(Exercise material begins)
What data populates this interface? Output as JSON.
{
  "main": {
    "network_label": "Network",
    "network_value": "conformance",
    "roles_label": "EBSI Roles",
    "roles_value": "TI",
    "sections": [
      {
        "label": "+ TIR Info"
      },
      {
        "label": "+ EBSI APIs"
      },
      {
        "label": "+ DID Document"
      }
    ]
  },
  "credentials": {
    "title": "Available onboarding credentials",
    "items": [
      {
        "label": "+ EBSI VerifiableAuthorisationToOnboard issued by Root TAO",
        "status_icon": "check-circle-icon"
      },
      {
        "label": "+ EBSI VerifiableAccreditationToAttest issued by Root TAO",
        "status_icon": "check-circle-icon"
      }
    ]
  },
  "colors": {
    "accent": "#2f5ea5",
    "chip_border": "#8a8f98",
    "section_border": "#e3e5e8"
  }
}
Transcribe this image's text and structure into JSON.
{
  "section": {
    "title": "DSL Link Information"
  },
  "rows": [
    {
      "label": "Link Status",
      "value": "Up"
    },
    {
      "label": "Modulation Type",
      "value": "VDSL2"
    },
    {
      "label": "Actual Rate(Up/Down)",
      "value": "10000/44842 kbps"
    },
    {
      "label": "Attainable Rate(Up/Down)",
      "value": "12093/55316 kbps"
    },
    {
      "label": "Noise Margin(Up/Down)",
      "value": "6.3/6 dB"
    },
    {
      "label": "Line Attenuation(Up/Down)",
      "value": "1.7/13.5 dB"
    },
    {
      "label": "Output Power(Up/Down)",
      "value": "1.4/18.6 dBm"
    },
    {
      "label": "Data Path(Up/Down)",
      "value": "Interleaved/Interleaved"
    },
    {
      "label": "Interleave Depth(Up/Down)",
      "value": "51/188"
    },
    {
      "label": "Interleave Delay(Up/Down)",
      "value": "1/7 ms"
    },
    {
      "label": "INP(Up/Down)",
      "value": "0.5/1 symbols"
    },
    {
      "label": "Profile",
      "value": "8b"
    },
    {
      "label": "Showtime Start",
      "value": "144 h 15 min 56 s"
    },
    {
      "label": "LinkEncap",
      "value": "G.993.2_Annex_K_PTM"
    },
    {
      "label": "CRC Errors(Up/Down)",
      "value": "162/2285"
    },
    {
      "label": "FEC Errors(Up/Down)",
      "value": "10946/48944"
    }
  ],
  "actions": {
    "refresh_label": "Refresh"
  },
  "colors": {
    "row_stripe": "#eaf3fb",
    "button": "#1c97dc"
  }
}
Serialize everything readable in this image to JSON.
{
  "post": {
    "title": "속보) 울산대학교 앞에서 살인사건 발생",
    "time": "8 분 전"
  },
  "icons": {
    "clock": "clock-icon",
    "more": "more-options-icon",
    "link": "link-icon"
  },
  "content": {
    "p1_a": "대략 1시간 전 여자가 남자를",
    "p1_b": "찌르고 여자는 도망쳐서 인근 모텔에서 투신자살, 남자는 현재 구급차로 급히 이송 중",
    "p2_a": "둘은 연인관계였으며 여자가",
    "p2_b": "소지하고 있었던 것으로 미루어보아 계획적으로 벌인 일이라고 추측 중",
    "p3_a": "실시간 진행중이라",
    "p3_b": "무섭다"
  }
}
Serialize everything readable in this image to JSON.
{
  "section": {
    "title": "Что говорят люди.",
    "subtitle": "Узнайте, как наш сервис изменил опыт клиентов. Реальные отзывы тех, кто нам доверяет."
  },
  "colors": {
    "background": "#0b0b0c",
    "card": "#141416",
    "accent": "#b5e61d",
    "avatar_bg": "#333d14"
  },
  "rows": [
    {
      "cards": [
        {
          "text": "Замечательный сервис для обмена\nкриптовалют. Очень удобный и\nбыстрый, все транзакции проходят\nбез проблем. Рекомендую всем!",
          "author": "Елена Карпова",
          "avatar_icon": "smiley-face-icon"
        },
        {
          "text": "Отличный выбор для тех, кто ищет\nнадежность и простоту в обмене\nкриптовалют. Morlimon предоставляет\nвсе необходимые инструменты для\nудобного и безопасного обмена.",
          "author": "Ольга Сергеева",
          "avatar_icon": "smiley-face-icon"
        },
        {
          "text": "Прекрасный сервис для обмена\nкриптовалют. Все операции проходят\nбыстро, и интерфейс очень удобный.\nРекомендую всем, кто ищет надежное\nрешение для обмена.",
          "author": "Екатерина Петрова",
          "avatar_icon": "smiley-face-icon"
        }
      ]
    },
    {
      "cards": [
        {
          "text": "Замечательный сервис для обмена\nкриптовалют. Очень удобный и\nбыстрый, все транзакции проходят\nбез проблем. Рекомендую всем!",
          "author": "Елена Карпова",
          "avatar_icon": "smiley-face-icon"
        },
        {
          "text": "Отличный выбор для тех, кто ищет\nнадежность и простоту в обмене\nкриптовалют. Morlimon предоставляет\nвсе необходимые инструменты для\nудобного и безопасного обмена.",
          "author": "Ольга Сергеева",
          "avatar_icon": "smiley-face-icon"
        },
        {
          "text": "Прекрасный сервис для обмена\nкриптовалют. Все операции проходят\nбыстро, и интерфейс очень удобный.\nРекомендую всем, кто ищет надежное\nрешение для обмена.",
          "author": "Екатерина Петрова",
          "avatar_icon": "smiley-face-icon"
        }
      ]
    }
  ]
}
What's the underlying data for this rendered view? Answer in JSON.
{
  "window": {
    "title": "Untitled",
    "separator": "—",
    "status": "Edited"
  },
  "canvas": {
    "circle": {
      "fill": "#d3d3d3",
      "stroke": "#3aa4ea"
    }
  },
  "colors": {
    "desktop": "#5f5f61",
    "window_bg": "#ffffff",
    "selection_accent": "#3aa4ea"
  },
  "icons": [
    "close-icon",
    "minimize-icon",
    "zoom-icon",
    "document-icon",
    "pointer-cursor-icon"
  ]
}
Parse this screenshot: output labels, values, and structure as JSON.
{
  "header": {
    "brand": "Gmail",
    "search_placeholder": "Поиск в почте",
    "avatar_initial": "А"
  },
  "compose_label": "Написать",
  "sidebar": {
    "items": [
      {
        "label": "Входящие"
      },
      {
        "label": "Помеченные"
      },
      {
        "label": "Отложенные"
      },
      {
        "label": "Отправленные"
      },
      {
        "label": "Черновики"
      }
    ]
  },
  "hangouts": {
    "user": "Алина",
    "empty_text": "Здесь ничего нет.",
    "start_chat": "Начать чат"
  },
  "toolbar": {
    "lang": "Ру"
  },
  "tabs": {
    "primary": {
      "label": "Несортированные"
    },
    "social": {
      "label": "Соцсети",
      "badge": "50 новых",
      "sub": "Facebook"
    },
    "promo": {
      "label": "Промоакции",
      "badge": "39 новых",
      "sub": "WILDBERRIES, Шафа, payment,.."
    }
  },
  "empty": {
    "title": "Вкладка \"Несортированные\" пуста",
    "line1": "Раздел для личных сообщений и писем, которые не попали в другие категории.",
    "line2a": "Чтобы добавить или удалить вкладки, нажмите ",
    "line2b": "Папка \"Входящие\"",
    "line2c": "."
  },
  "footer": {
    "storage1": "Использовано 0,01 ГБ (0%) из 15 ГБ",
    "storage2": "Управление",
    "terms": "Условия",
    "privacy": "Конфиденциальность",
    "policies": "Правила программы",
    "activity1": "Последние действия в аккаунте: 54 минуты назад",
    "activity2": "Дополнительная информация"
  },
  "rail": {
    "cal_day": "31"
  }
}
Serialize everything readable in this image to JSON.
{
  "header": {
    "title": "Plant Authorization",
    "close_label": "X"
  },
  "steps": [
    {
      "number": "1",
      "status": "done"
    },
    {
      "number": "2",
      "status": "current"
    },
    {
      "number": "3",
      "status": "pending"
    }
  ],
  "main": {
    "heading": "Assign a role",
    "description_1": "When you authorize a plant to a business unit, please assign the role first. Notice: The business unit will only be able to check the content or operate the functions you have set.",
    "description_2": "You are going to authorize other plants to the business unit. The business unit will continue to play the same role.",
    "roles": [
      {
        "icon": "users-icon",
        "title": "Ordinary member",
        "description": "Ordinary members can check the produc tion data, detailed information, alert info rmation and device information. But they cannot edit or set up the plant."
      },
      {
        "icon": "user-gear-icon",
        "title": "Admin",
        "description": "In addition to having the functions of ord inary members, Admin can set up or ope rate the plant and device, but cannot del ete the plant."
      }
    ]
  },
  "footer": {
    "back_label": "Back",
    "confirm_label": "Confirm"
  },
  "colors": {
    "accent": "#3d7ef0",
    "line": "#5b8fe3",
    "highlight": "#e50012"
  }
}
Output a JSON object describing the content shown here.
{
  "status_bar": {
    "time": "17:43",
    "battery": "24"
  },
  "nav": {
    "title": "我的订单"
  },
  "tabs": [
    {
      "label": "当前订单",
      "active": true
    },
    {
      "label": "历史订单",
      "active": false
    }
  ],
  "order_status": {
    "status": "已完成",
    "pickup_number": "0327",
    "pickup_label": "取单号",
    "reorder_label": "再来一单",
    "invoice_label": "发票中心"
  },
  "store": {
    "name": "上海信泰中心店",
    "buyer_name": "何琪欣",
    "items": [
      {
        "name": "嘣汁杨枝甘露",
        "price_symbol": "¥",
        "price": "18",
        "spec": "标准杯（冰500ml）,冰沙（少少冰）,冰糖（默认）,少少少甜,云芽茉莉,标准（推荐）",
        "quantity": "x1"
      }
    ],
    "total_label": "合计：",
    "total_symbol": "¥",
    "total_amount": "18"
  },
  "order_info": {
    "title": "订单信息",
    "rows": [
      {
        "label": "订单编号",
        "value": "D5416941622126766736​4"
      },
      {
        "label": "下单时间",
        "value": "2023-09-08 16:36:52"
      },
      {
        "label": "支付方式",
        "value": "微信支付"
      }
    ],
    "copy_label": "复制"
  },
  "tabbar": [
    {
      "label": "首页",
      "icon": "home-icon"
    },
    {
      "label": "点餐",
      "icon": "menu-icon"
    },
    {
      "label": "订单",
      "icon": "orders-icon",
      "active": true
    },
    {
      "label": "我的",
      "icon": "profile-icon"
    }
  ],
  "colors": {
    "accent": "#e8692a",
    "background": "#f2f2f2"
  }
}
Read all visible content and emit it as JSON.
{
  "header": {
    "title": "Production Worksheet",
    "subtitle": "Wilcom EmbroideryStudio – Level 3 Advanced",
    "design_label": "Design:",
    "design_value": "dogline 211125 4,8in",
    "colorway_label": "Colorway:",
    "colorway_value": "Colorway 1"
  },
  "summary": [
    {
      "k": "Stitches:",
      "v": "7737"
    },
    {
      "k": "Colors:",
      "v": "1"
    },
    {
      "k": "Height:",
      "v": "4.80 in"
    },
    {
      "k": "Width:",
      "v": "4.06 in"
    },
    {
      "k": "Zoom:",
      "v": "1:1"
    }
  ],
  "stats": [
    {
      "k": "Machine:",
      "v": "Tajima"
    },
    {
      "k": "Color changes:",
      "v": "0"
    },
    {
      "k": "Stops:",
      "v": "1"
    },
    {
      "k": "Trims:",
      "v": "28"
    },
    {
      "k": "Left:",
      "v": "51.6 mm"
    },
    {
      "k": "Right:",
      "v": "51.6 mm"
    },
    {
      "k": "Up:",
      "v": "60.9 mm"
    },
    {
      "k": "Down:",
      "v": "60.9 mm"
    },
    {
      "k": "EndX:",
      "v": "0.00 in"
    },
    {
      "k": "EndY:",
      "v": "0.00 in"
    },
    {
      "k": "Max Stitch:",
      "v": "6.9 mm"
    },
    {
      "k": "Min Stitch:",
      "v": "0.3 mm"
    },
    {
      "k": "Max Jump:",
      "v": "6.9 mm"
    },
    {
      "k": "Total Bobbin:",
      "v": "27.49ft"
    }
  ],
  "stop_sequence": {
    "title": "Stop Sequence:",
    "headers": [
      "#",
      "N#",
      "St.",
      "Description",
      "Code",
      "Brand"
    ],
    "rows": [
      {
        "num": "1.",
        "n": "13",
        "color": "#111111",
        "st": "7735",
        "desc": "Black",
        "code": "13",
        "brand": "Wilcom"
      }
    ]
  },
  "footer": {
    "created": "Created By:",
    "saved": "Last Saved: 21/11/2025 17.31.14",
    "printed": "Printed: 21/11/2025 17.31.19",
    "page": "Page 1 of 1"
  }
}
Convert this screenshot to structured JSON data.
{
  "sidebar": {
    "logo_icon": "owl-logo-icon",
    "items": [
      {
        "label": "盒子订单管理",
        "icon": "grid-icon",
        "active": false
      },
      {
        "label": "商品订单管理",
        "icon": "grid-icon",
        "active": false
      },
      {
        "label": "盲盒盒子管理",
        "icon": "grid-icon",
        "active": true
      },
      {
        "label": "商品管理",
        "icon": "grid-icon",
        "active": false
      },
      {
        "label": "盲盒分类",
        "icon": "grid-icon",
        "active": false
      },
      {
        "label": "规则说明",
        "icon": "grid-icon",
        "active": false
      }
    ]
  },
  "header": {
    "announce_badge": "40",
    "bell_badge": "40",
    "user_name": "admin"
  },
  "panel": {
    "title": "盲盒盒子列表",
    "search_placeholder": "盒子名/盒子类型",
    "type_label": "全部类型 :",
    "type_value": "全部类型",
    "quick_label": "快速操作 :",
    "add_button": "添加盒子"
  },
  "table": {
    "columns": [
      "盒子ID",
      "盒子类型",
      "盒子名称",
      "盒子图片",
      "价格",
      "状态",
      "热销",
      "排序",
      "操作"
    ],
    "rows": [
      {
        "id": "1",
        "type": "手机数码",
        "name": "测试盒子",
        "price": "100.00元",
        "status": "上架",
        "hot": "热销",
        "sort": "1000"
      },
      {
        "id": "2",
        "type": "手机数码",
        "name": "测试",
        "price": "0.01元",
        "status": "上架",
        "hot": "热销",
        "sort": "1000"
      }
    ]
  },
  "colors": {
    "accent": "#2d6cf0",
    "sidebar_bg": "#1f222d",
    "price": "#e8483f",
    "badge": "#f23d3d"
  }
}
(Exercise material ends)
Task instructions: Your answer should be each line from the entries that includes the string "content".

Solution to the exercise:
  "content": {
    "description_1": "When you authorize a plant to a business unit, please assign the role first. Notice: The business unit will only be able to check the content or operate the functions you have set.",
Output a JSON object describing the content shown here.
Read all visible content and emit it as JSON.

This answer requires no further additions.